How to complete this task — Skip the pictures, please, and write out exactly every line from the one containing "Decode this image" through the end of the listing below.

Listed entries —
:::
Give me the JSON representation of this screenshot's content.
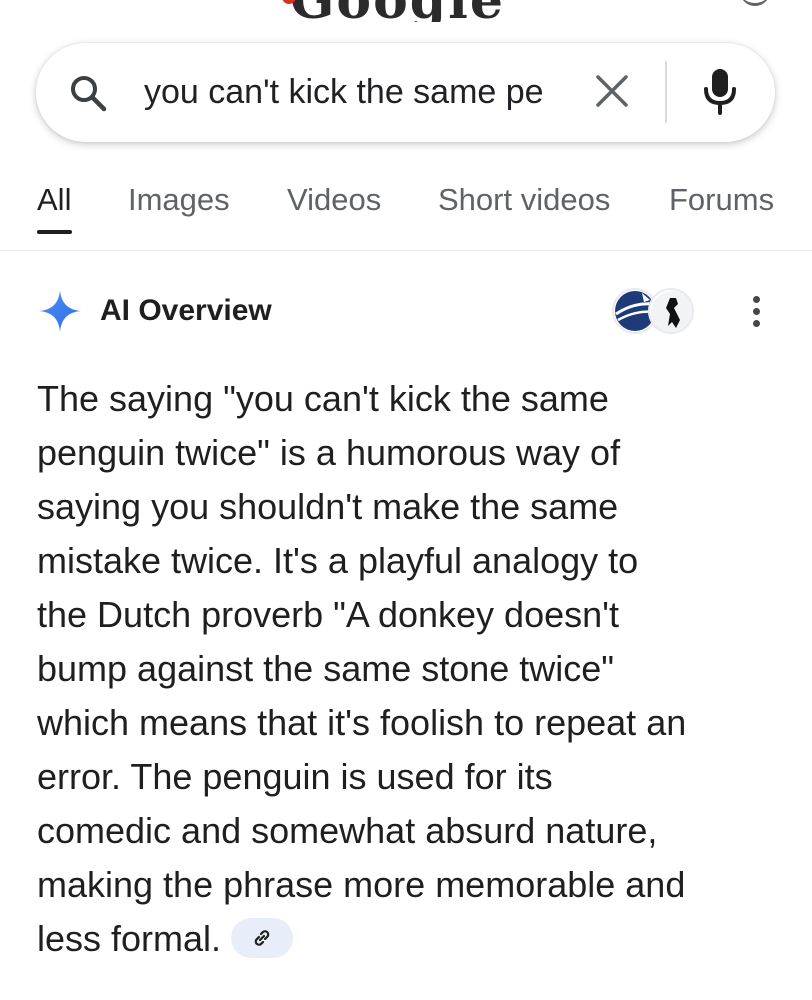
{
  "doodle": {
    "text": "Google"
  },
  "search": {
    "query": "you can't kick the same pe",
    "icons": {
      "search": "search-icon",
      "clear": "close-icon",
      "voice": "microphone-icon"
    }
  },
  "tabs": [
    {
      "label": "All",
      "active": true
    },
    {
      "label": "Images",
      "active": false
    },
    {
      "label": "Videos",
      "active": false
    },
    {
      "label": "Short videos",
      "active": false
    },
    {
      "label": "Forums",
      "active": false
    }
  ],
  "ai_overview": {
    "title": "AI Overview",
    "icons": {
      "sparkle": "sparkle-icon",
      "more": "more-vert-icon",
      "link": "link-icon"
    },
    "lines": [
      "The saying \"you can't kick the same",
      "penguin twice\" is a humorous way of",
      "saying you shouldn't make the same",
      "mistake twice. It's a playful analogy to",
      "the Dutch proverb \"A donkey doesn't",
      "bump against the same stone twice\"",
      "which means that it's foolish to repeat an",
      "error. The penguin is used for its",
      "comedic and somewhat absurd nature,",
      "making the phrase more memorable and",
      "less formal."
    ]
  },
  "colors": {
    "accent_blue": "#4285f4",
    "text": "#1f1f1f",
    "muted": "#5f6368",
    "chip_bg": "#e8eef9"
  }
}
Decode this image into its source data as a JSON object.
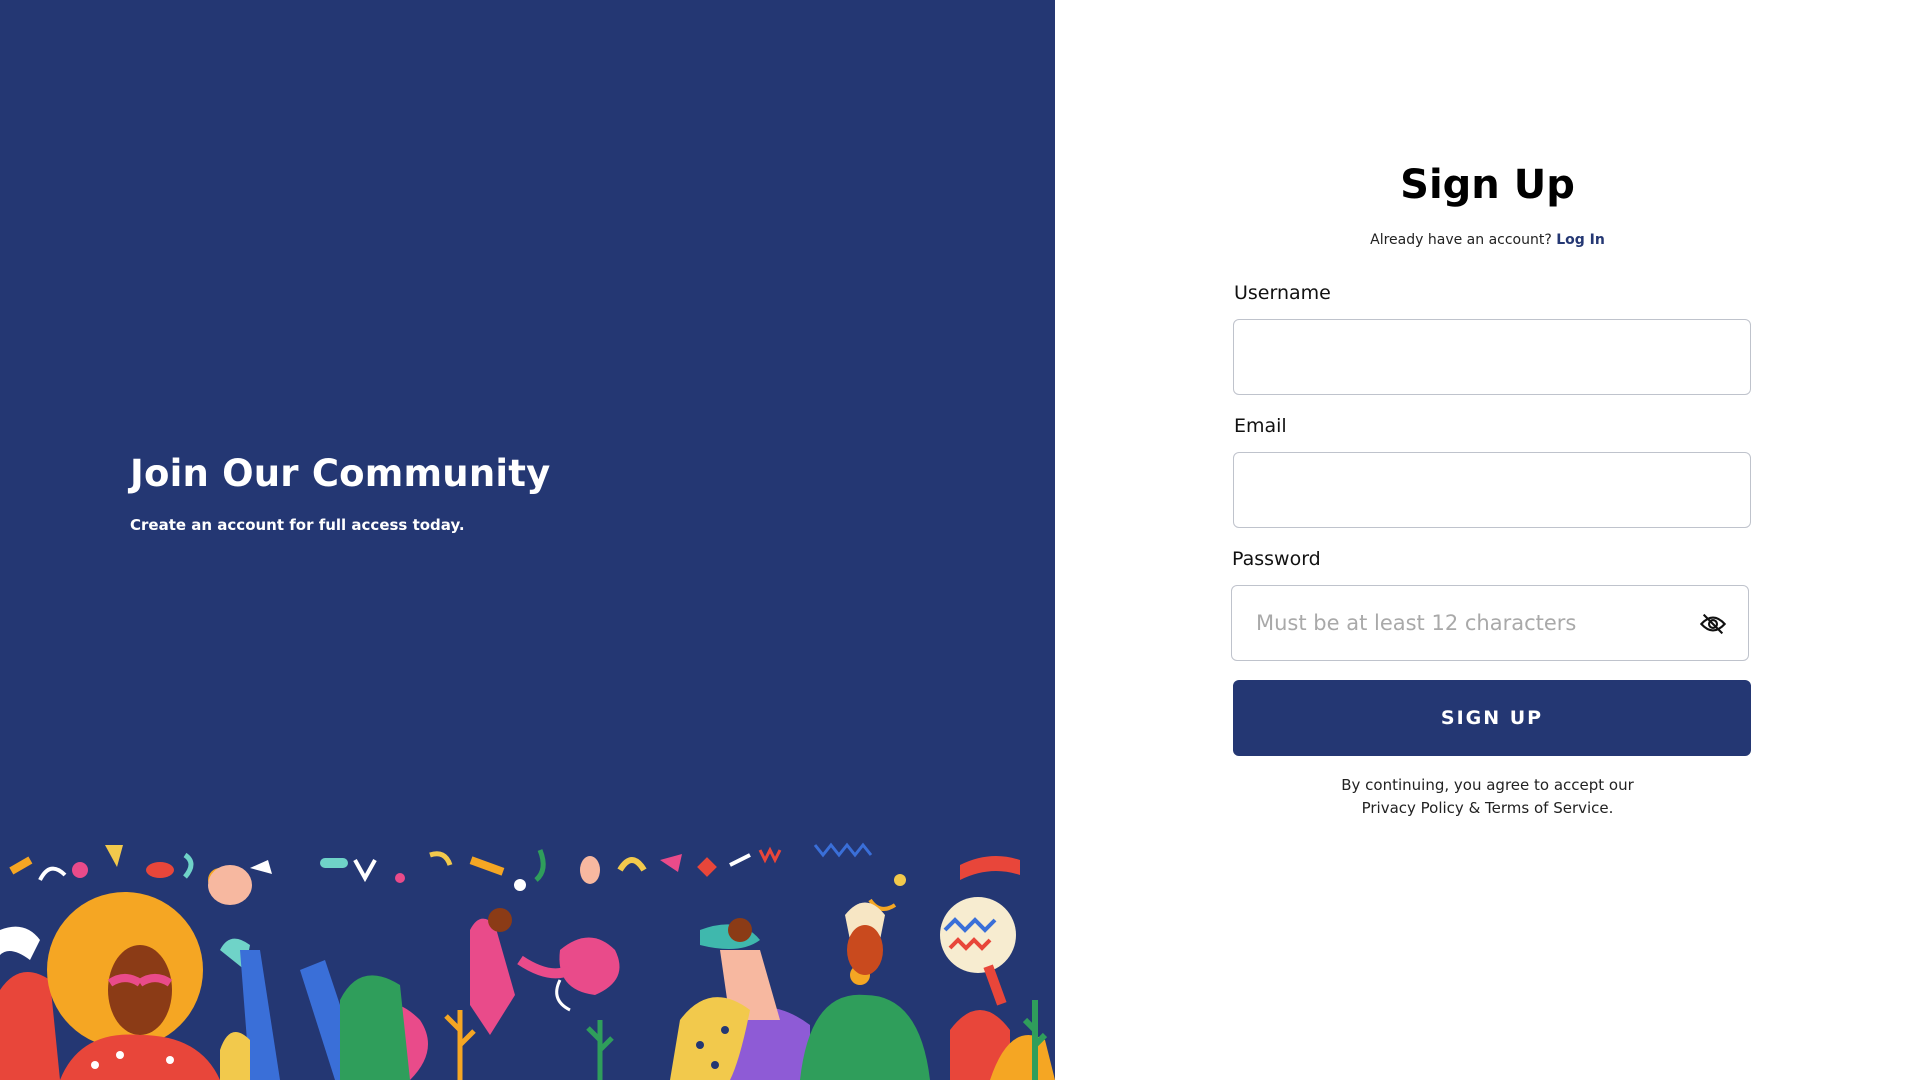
{
  "hero": {
    "title": "Join Our Community",
    "subtitle": "Create an account for full access today."
  },
  "form": {
    "title": "Sign Up",
    "login_prompt": "Already have an account?",
    "login_link": "Log In",
    "username_label": "Username",
    "username_value": "",
    "email_label": "Email",
    "email_value": "",
    "password_label": "Password",
    "password_placeholder": "Must be at least 12 characters",
    "password_toggle_icon": "eye-off-icon",
    "submit_label": "SIGN UP",
    "terms_line1": "By continuing, you agree to accept our",
    "terms_line2": "Privacy Policy & Terms of Service."
  },
  "colors": {
    "brand_navy": "#243773",
    "illustration_palette": [
      "#f5a623",
      "#e94b8a",
      "#2f9e5b",
      "#f2c94c",
      "#e8463a",
      "#6fd3c8",
      "#f7b8a0",
      "#8e5bd6"
    ]
  }
}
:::
Completed exercise —
Decode this image into its source data as a JSON object.
{
  "hero": {
    "title": "Join Our Community",
    "subtitle": "Create an account for full access today."
  },
  "form": {
    "title": "Sign Up",
    "login_prompt": "Already have an account?",
    "login_link": "Log In",
    "username_label": "Username",
    "username_value": "",
    "email_label": "Email",
    "email_value": "",
    "password_label": "Password",
    "password_placeholder": "Must be at least 12 characters",
    "password_toggle_icon": "eye-off-icon",
    "submit_label": "SIGN UP",
    "terms_line1": "By continuing, you agree to accept our",
    "terms_line2": "Privacy Policy & Terms of Service."
  },
  "colors": {
    "brand_navy": "#243773",
    "illustration_palette": [
      "#f5a623",
      "#e94b8a",
      "#2f9e5b",
      "#f2c94c",
      "#e8463a",
      "#6fd3c8",
      "#f7b8a0",
      "#8e5bd6"
    ]
  }
}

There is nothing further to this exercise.